ABOUT THIS TASK
An exact copy of the entries, with every picture omitted, is what is needed here.

(App and web page records)
——————

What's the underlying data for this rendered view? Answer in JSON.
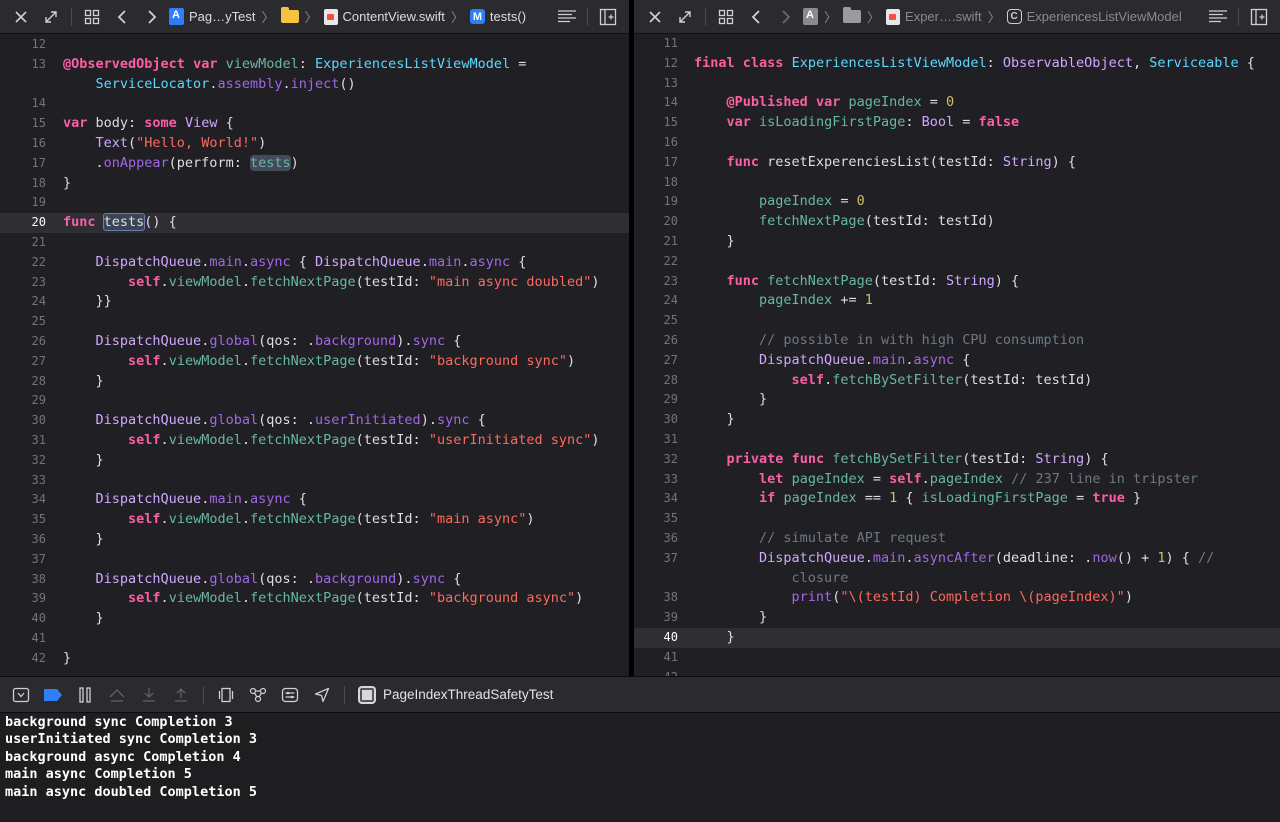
{
  "left_editor": {
    "breadcrumbs": [
      "Pag…yTest",
      "ContentView.swift",
      "tests()"
    ],
    "current_line": 20,
    "lines": [
      {
        "n": "12",
        "t": ""
      },
      {
        "n": "13",
        "t": "@ObservedObject var viewModel: ExperiencesListViewModel ="
      },
      {
        "n": "",
        "t": "    ServiceLocator.assembly.inject()"
      },
      {
        "n": "14",
        "t": ""
      },
      {
        "n": "15",
        "t": "var body: some View {"
      },
      {
        "n": "16",
        "t": "    Text(\"Hello, World!\")"
      },
      {
        "n": "17",
        "t": "    .onAppear(perform: tests)"
      },
      {
        "n": "18",
        "t": "}"
      },
      {
        "n": "19",
        "t": ""
      },
      {
        "n": "20",
        "t": "func tests() {"
      },
      {
        "n": "21",
        "t": ""
      },
      {
        "n": "22",
        "t": "    DispatchQueue.main.async { DispatchQueue.main.async {"
      },
      {
        "n": "23",
        "t": "        self.viewModel.fetchNextPage(testId: \"main async doubled\")"
      },
      {
        "n": "24",
        "t": "    }}"
      },
      {
        "n": "25",
        "t": ""
      },
      {
        "n": "26",
        "t": "    DispatchQueue.global(qos: .background).sync {"
      },
      {
        "n": "27",
        "t": "        self.viewModel.fetchNextPage(testId: \"background sync\")"
      },
      {
        "n": "28",
        "t": "    }"
      },
      {
        "n": "29",
        "t": ""
      },
      {
        "n": "30",
        "t": "    DispatchQueue.global(qos: .userInitiated).sync {"
      },
      {
        "n": "31",
        "t": "        self.viewModel.fetchNextPage(testId: \"userInitiated sync\")"
      },
      {
        "n": "32",
        "t": "    }"
      },
      {
        "n": "33",
        "t": ""
      },
      {
        "n": "34",
        "t": "    DispatchQueue.main.async {"
      },
      {
        "n": "35",
        "t": "        self.viewModel.fetchNextPage(testId: \"main async\")"
      },
      {
        "n": "36",
        "t": "    }"
      },
      {
        "n": "37",
        "t": ""
      },
      {
        "n": "38",
        "t": "    DispatchQueue.global(qos: .background).sync {"
      },
      {
        "n": "39",
        "t": "        self.viewModel.fetchNextPage(testId: \"background async\")"
      },
      {
        "n": "40",
        "t": "    }"
      },
      {
        "n": "41",
        "t": ""
      },
      {
        "n": "42",
        "t": "}"
      }
    ]
  },
  "right_editor": {
    "breadcrumbs": [
      "Exper….swift",
      "ExperiencesListViewModel"
    ],
    "current_line": 40,
    "lines": [
      {
        "n": "11",
        "t": ""
      },
      {
        "n": "12",
        "t": "final class ExperiencesListViewModel: ObservableObject, Serviceable {"
      },
      {
        "n": "13",
        "t": ""
      },
      {
        "n": "14",
        "t": "    @Published var pageIndex = 0"
      },
      {
        "n": "15",
        "t": "    var isLoadingFirstPage: Bool = false"
      },
      {
        "n": "16",
        "t": ""
      },
      {
        "n": "17",
        "t": "    func resetExperenciesList(testId: String) {"
      },
      {
        "n": "18",
        "t": ""
      },
      {
        "n": "19",
        "t": "        pageIndex = 0"
      },
      {
        "n": "20",
        "t": "        fetchNextPage(testId: testId)"
      },
      {
        "n": "21",
        "t": "    }"
      },
      {
        "n": "22",
        "t": ""
      },
      {
        "n": "23",
        "t": "    func fetchNextPage(testId: String) {"
      },
      {
        "n": "24",
        "t": "        pageIndex += 1"
      },
      {
        "n": "25",
        "t": ""
      },
      {
        "n": "26",
        "t": "        // possible in with high CPU consumption"
      },
      {
        "n": "27",
        "t": "        DispatchQueue.main.async {"
      },
      {
        "n": "28",
        "t": "            self.fetchBySetFilter(testId: testId)"
      },
      {
        "n": "29",
        "t": "        }"
      },
      {
        "n": "30",
        "t": "    }"
      },
      {
        "n": "31",
        "t": ""
      },
      {
        "n": "32",
        "t": "    private func fetchBySetFilter(testId: String) {"
      },
      {
        "n": "33",
        "t": "        let pageIndex = self.pageIndex // 237 line in tripster"
      },
      {
        "n": "34",
        "t": "        if pageIndex == 1 { isLoadingFirstPage = true }"
      },
      {
        "n": "35",
        "t": ""
      },
      {
        "n": "36",
        "t": "        // simulate API request"
      },
      {
        "n": "37",
        "t": "        DispatchQueue.main.asyncAfter(deadline: .now() + 1) { //"
      },
      {
        "n": "",
        "t": "            closure"
      },
      {
        "n": "38",
        "t": "            print(\"\\(testId) Completion \\(pageIndex)\")"
      },
      {
        "n": "39",
        "t": "        }"
      },
      {
        "n": "40",
        "t": "    }"
      },
      {
        "n": "41",
        "t": ""
      },
      {
        "n": "42",
        "t": ""
      }
    ]
  },
  "debug_bar": {
    "scheme": "PageIndexThreadSafetyTest"
  },
  "console": {
    "lines": [
      "background sync Completion 3",
      "userInitiated sync Completion 3",
      "background async Completion 4",
      "main async Completion 5",
      "main async doubled Completion 5"
    ]
  },
  "colors": {
    "editor_bg": "#1f1f24",
    "keyword": "#fc5fa3",
    "string": "#fc6a5d",
    "number": "#d0bf69",
    "comment": "#6c7986",
    "type": "#d0a8ff",
    "project_type": "#5dd8ff",
    "accent": "#2f80f7"
  }
}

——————

RESULT BELOW
What's the underlying data for this rendered view? Answer in JSON.
{
  "left_editor": {
    "breadcrumbs": [
      "Pag…yTest",
      "ContentView.swift",
      "tests()"
    ],
    "current_line": 20,
    "lines": [
      {
        "n": "12",
        "t": ""
      },
      {
        "n": "13",
        "t": "@ObservedObject var viewModel: ExperiencesListViewModel ="
      },
      {
        "n": "",
        "t": "    ServiceLocator.assembly.inject()"
      },
      {
        "n": "14",
        "t": ""
      },
      {
        "n": "15",
        "t": "var body: some View {"
      },
      {
        "n": "16",
        "t": "    Text(\"Hello, World!\")"
      },
      {
        "n": "17",
        "t": "    .onAppear(perform: tests)"
      },
      {
        "n": "18",
        "t": "}"
      },
      {
        "n": "19",
        "t": ""
      },
      {
        "n": "20",
        "t": "func tests() {"
      },
      {
        "n": "21",
        "t": ""
      },
      {
        "n": "22",
        "t": "    DispatchQueue.main.async { DispatchQueue.main.async {"
      },
      {
        "n": "23",
        "t": "        self.viewModel.fetchNextPage(testId: \"main async doubled\")"
      },
      {
        "n": "24",
        "t": "    }}"
      },
      {
        "n": "25",
        "t": ""
      },
      {
        "n": "26",
        "t": "    DispatchQueue.global(qos: .background).sync {"
      },
      {
        "n": "27",
        "t": "        self.viewModel.fetchNextPage(testId: \"background sync\")"
      },
      {
        "n": "28",
        "t": "    }"
      },
      {
        "n": "29",
        "t": ""
      },
      {
        "n": "30",
        "t": "    DispatchQueue.global(qos: .userInitiated).sync {"
      },
      {
        "n": "31",
        "t": "        self.viewModel.fetchNextPage(testId: \"userInitiated sync\")"
      },
      {
        "n": "32",
        "t": "    }"
      },
      {
        "n": "33",
        "t": ""
      },
      {
        "n": "34",
        "t": "    DispatchQueue.main.async {"
      },
      {
        "n": "35",
        "t": "        self.viewModel.fetchNextPage(testId: \"main async\")"
      },
      {
        "n": "36",
        "t": "    }"
      },
      {
        "n": "37",
        "t": ""
      },
      {
        "n": "38",
        "t": "    DispatchQueue.global(qos: .background).sync {"
      },
      {
        "n": "39",
        "t": "        self.viewModel.fetchNextPage(testId: \"background async\")"
      },
      {
        "n": "40",
        "t": "    }"
      },
      {
        "n": "41",
        "t": ""
      },
      {
        "n": "42",
        "t": "}"
      }
    ]
  },
  "right_editor": {
    "breadcrumbs": [
      "Exper….swift",
      "ExperiencesListViewModel"
    ],
    "current_line": 40,
    "lines": [
      {
        "n": "11",
        "t": ""
      },
      {
        "n": "12",
        "t": "final class ExperiencesListViewModel: ObservableObject, Serviceable {"
      },
      {
        "n": "13",
        "t": ""
      },
      {
        "n": "14",
        "t": "    @Published var pageIndex = 0"
      },
      {
        "n": "15",
        "t": "    var isLoadingFirstPage: Bool = false"
      },
      {
        "n": "16",
        "t": ""
      },
      {
        "n": "17",
        "t": "    func resetExperenciesList(testId: String) {"
      },
      {
        "n": "18",
        "t": ""
      },
      {
        "n": "19",
        "t": "        pageIndex = 0"
      },
      {
        "n": "20",
        "t": "        fetchNextPage(testId: testId)"
      },
      {
        "n": "21",
        "t": "    }"
      },
      {
        "n": "22",
        "t": ""
      },
      {
        "n": "23",
        "t": "    func fetchNextPage(testId: String) {"
      },
      {
        "n": "24",
        "t": "        pageIndex += 1"
      },
      {
        "n": "25",
        "t": ""
      },
      {
        "n": "26",
        "t": "        // possible in with high CPU consumption"
      },
      {
        "n": "27",
        "t": "        DispatchQueue.main.async {"
      },
      {
        "n": "28",
        "t": "            self.fetchBySetFilter(testId: testId)"
      },
      {
        "n": "29",
        "t": "        }"
      },
      {
        "n": "30",
        "t": "    }"
      },
      {
        "n": "31",
        "t": ""
      },
      {
        "n": "32",
        "t": "    private func fetchBySetFilter(testId: String) {"
      },
      {
        "n": "33",
        "t": "        let pageIndex = self.pageIndex // 237 line in tripster"
      },
      {
        "n": "34",
        "t": "        if pageIndex == 1 { isLoadingFirstPage = true }"
      },
      {
        "n": "35",
        "t": ""
      },
      {
        "n": "36",
        "t": "        // simulate API request"
      },
      {
        "n": "37",
        "t": "        DispatchQueue.main.asyncAfter(deadline: .now() + 1) { //"
      },
      {
        "n": "",
        "t": "            closure"
      },
      {
        "n": "38",
        "t": "            print(\"\\(testId) Completion \\(pageIndex)\")"
      },
      {
        "n": "39",
        "t": "        }"
      },
      {
        "n": "40",
        "t": "    }"
      },
      {
        "n": "41",
        "t": ""
      },
      {
        "n": "42",
        "t": ""
      }
    ]
  },
  "debug_bar": {
    "scheme": "PageIndexThreadSafetyTest"
  },
  "console": {
    "lines": [
      "background sync Completion 3",
      "userInitiated sync Completion 3",
      "background async Completion 4",
      "main async Completion 5",
      "main async doubled Completion 5"
    ]
  },
  "colors": {
    "editor_bg": "#1f1f24",
    "keyword": "#fc5fa3",
    "string": "#fc6a5d",
    "number": "#d0bf69",
    "comment": "#6c7986",
    "type": "#d0a8ff",
    "project_type": "#5dd8ff",
    "accent": "#2f80f7"
  }
}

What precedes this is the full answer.